    + Capell is such a likeable hero.

    + "Situation Bonus" and other sweet surprises.

    - Backtracking-tastic; Cobasna Timberlands is ninth ring of hell; so-so voice-acting.

    ? Is this game even possible on Infinity difficulty? Yeesh!

     

    8.0

    • Level   3

    This is one of my top favorite games of all time. Before they redid the Forums, there were a few threads they kept going. I know alot of people are hoping for an IU2. The way it ended left it open for a sequel. I REALLY hope MS goes ahead and makes it. By now, alot of people have played it, and contrary to alot of reviews, most people that played this, loved it!

    Still hoping for Infinite Undiscovery 2, Lost Odyssey 2 (I know it'll never happen), FFXIV www.Saveourseeker.com

    • Level   1

    I'm glad some reviews give this great game a chance and I couldn't agree more.

    In the first few hours of this game, there are multiple flaws that are fundamentally irritating, however as time and the story progresses, you adapt to this new way of playing and begin to love it as you are immersed into the brilliant and encaptivating story.

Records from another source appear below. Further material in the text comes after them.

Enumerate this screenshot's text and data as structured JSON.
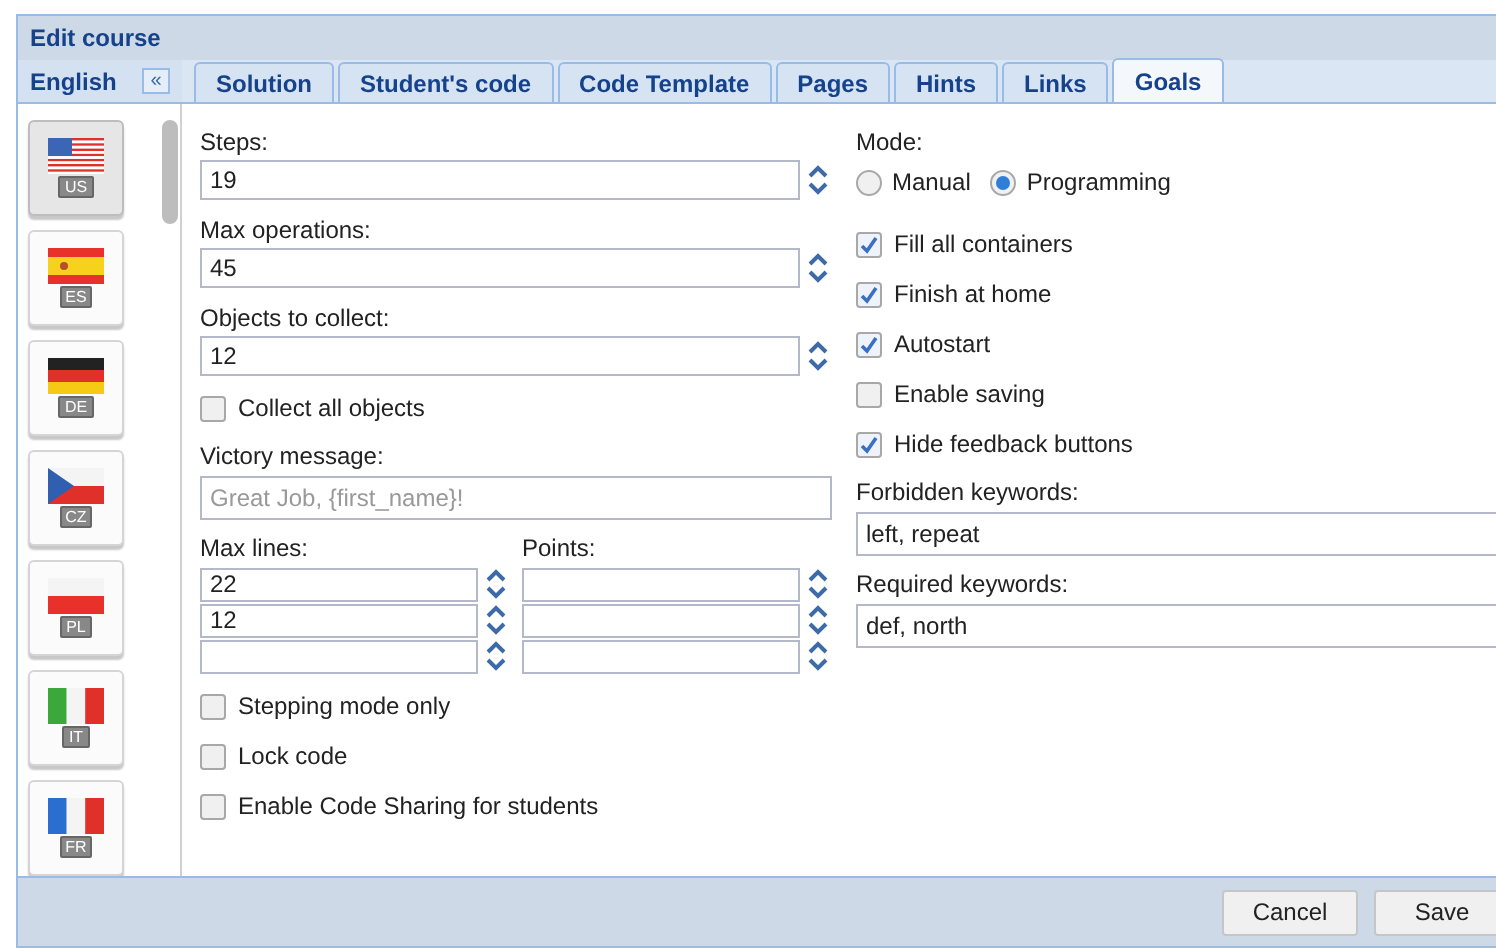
{
  "dialog": {
    "title": "Edit course"
  },
  "language_panel": {
    "title": "English",
    "collapse": "«",
    "flags": [
      {
        "code": "US",
        "kind": "us",
        "selected": true
      },
      {
        "code": "ES",
        "kind": "es",
        "selected": false
      },
      {
        "code": "DE",
        "kind": "de",
        "selected": false
      },
      {
        "code": "CZ",
        "kind": "cz",
        "selected": false
      },
      {
        "code": "PL",
        "kind": "pl",
        "selected": false
      },
      {
        "code": "IT",
        "kind": "it",
        "selected": false
      },
      {
        "code": "FR",
        "kind": "fr",
        "selected": false
      }
    ]
  },
  "tabs": [
    {
      "label": "Solution",
      "selected": false
    },
    {
      "label": "Student's code",
      "selected": false
    },
    {
      "label": "Code Template",
      "selected": false
    },
    {
      "label": "Pages",
      "selected": false
    },
    {
      "label": "Hints",
      "selected": false
    },
    {
      "label": "Links",
      "selected": false
    },
    {
      "label": "Goals",
      "selected": true
    }
  ],
  "left_column": [
    {
      "kind": "spinner",
      "label": "Steps:",
      "value": "19"
    },
    {
      "kind": "spinner",
      "label": "Max operations:",
      "value": "45"
    },
    {
      "kind": "spinner",
      "label": "Objects to collect:",
      "value": "12"
    },
    {
      "kind": "checkbox",
      "label": "Collect all objects",
      "checked": false
    },
    {
      "kind": "text",
      "label": "Victory message:",
      "placeholder": "Great Job, {first_name}!"
    },
    {
      "kind": "grid",
      "columns": [
        "Max lines:",
        "Points:"
      ],
      "rows": [
        {
          "max_lines": "22"
        },
        {
          "max_lines": "12"
        },
        {}
      ]
    },
    {
      "kind": "checkbox",
      "label": "Stepping mode only",
      "checked": false
    },
    {
      "kind": "checkbox",
      "label": "Lock code",
      "checked": false
    },
    {
      "kind": "checkbox",
      "label": "Enable Code Sharing for students",
      "checked": false
    }
  ],
  "right_column": [
    {
      "kind": "radio",
      "label": "Mode:",
      "options": [
        {
          "label": "Manual",
          "selected": false
        },
        {
          "label": "Programming",
          "selected": true
        }
      ]
    },
    {
      "kind": "checkbox",
      "label": "Fill all containers",
      "checked": true
    },
    {
      "kind": "checkbox",
      "label": "Finish at home",
      "checked": true
    },
    {
      "kind": "checkbox",
      "label": "Autostart",
      "checked": true
    },
    {
      "kind": "checkbox",
      "label": "Enable saving",
      "checked": false
    },
    {
      "kind": "checkbox",
      "label": "Hide feedback buttons",
      "checked": true
    },
    {
      "kind": "text",
      "label": "Forbidden keywords:",
      "value": "left, repeat"
    },
    {
      "kind": "text",
      "label": "Required keywords:",
      "value": "def, north"
    }
  ],
  "buttons": [
    {
      "label": "Cancel"
    },
    {
      "label": "Save"
    }
  ]
}
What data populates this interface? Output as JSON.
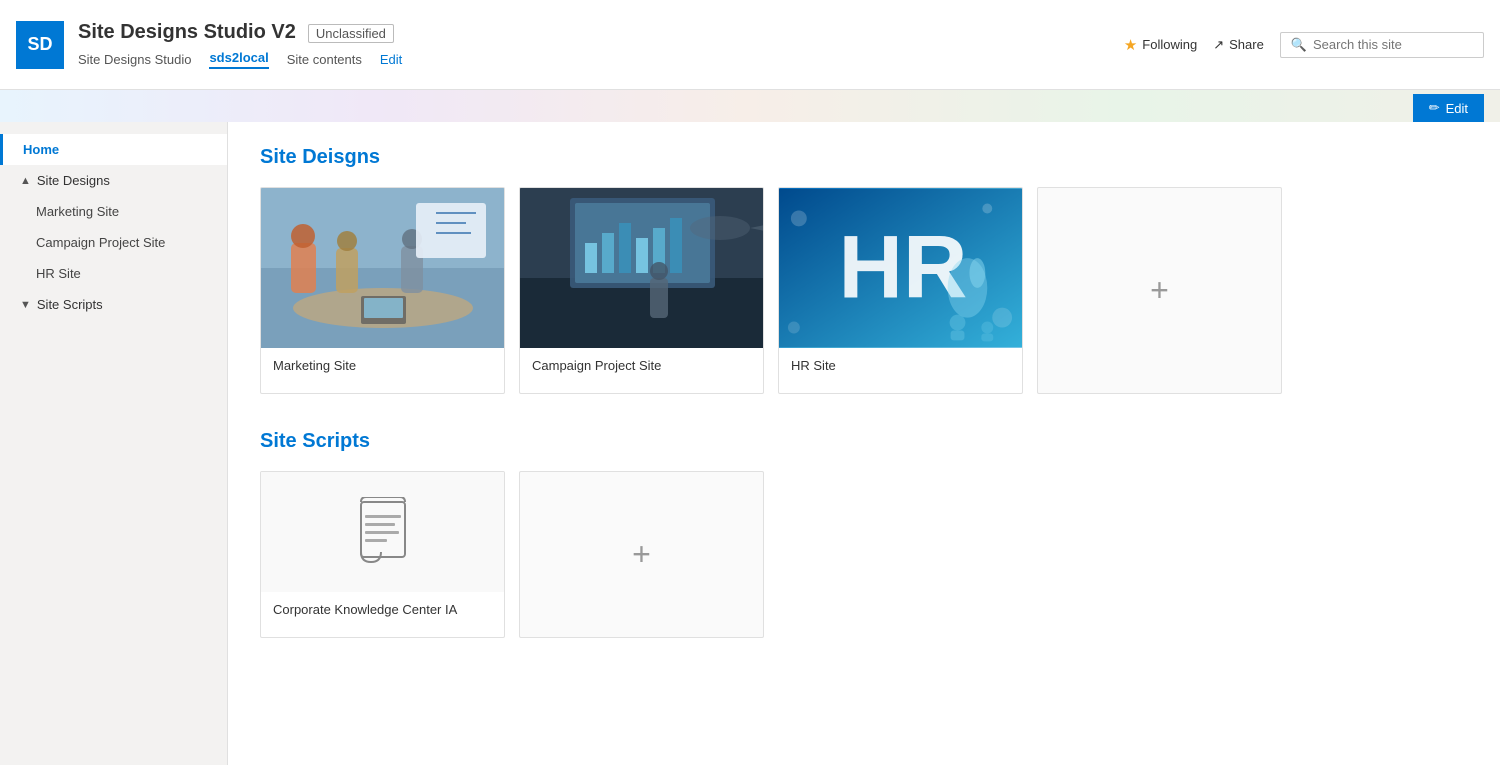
{
  "topBar": {
    "logoText": "SD",
    "logoColor": "#0078d4",
    "siteTitle": "Site Designs Studio V2",
    "siteTag": "Unclassified",
    "navItems": [
      {
        "label": "Site Designs Studio",
        "active": false,
        "edit": false
      },
      {
        "label": "sds2local",
        "active": true,
        "edit": false
      },
      {
        "label": "Site contents",
        "active": false,
        "edit": false
      },
      {
        "label": "Edit",
        "active": false,
        "edit": true
      }
    ],
    "followingLabel": "Following",
    "shareLabel": "Share",
    "searchPlaceholder": "Search this site",
    "editBarLabel": "Edit"
  },
  "sidebar": {
    "items": [
      {
        "label": "Home",
        "active": true,
        "indent": false,
        "toggle": ""
      },
      {
        "label": "Site Designs",
        "active": false,
        "indent": false,
        "toggle": "▲"
      },
      {
        "label": "Marketing Site",
        "active": false,
        "indent": true,
        "toggle": ""
      },
      {
        "label": "Campaign Project Site",
        "active": false,
        "indent": true,
        "toggle": ""
      },
      {
        "label": "HR Site",
        "active": false,
        "indent": true,
        "toggle": ""
      },
      {
        "label": "Site Scripts",
        "active": false,
        "indent": false,
        "toggle": "▼"
      }
    ]
  },
  "main": {
    "siteDesignsTitle": "Site Deisgns",
    "siteScriptsTitle": "Site Scripts",
    "siteDesignCards": [
      {
        "label": "Marketing Site",
        "type": "marketing"
      },
      {
        "label": "Campaign Project Site",
        "type": "campaign"
      },
      {
        "label": "HR Site",
        "type": "hr"
      }
    ],
    "siteScriptCards": [
      {
        "label": "Corporate Knowledge Center IA",
        "type": "script"
      }
    ],
    "addButtonLabel": "+"
  }
}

    All I can say to anyone thinking about trying this game is definitely give it a go, and by that I mean don't put it down after the first few hours, give it a decent chance and I am sure that if you reach 10 hours of gameplay, another 100 is sure to follow.

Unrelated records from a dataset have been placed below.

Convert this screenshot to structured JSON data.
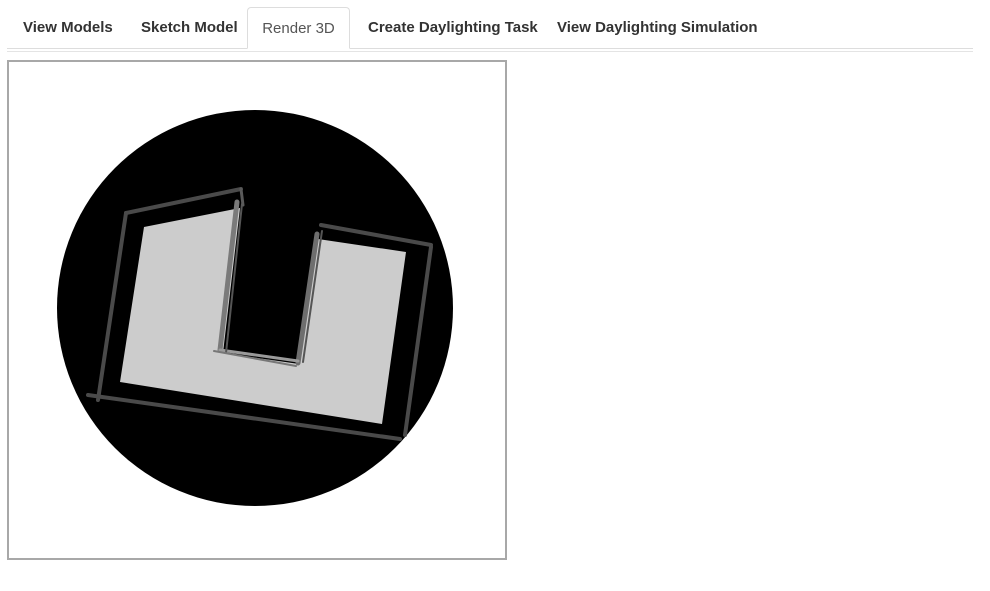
{
  "tabs": [
    {
      "label": "View Models",
      "active": false
    },
    {
      "label": "Sketch Model",
      "active": false
    },
    {
      "label": "Render 3D",
      "active": true
    },
    {
      "label": "Create Daylighting Task",
      "active": false
    },
    {
      "label": "View Daylighting Simulation",
      "active": false
    }
  ],
  "colors": {
    "background_disc": "#000000",
    "floor": "#cccccc",
    "walls": "#4a4a4a",
    "viewport_border": "#a8a8a8"
  }
}
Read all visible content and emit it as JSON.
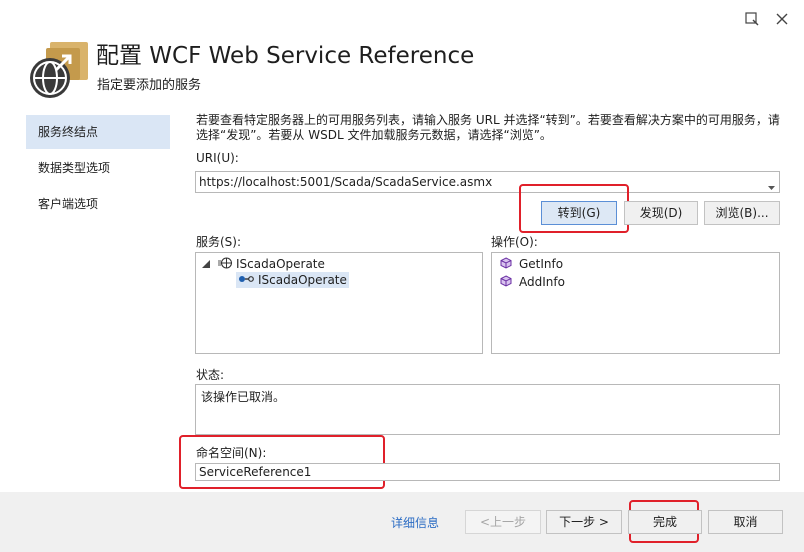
{
  "window": {
    "title": "配置 WCF Web Service Reference",
    "subtitle": "指定要添加的服务"
  },
  "sidebar": {
    "items": [
      {
        "label": "服务终结点",
        "active": true
      },
      {
        "label": "数据类型选项",
        "active": false
      },
      {
        "label": "客户端选项",
        "active": false
      }
    ]
  },
  "main": {
    "description": "若要查看特定服务器上的可用服务列表，请输入服务 URL 并选择“转到”。若要查看解决方案中的可用服务，请选择“发现”。若要从 WSDL 文件加载服务元数据，请选择“浏览”。",
    "uri_label": "URI(U):",
    "uri_value": "https://localhost:5001/Scada/ScadaService.asmx",
    "buttons": {
      "go": "转到(G)",
      "discover": "发现(D)",
      "browse": "浏览(B)..."
    },
    "services_label": "服务(S):",
    "services_tree": {
      "parent": "IScadaOperate",
      "child": "IScadaOperate"
    },
    "operations_label": "操作(O):",
    "operations": [
      "GetInfo",
      "AddInfo"
    ],
    "status_label": "状态:",
    "status_text": "该操作已取消。",
    "namespace_label": "命名空间(N):",
    "namespace_value": "ServiceReference1"
  },
  "footer": {
    "details_link": "详细信息",
    "prev": "<上一步",
    "next": "下一步 >",
    "finish": "完成",
    "cancel": "取消"
  },
  "colors": {
    "accent": "#2b6cc4",
    "highlight_box": "#e0202a",
    "selected": "#dae6f5"
  }
}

    Completed: 52 Retail 5 XBLA Check out your true GS score! HERE!

    • Level   2

    I definitely agree with the above, and I definitely agree with the review. This didn't get the best role of the dice, but actually it was a neat little game with a lot going for it... once you got over the bad bits.

    • Level   6

    really wanna give this game a shot...havent played a ton of rpgs. but i have played nier (loved it) dragon age 1 and most of 2...some of final fantasy 13...and about 60 hours of resinance of fate. will i like this game? are the controls gamebreaking or  something that you just get used to after a while? any input would be greatly appreciatted...and ohyeah playing some dark souls alos. that game is awesome!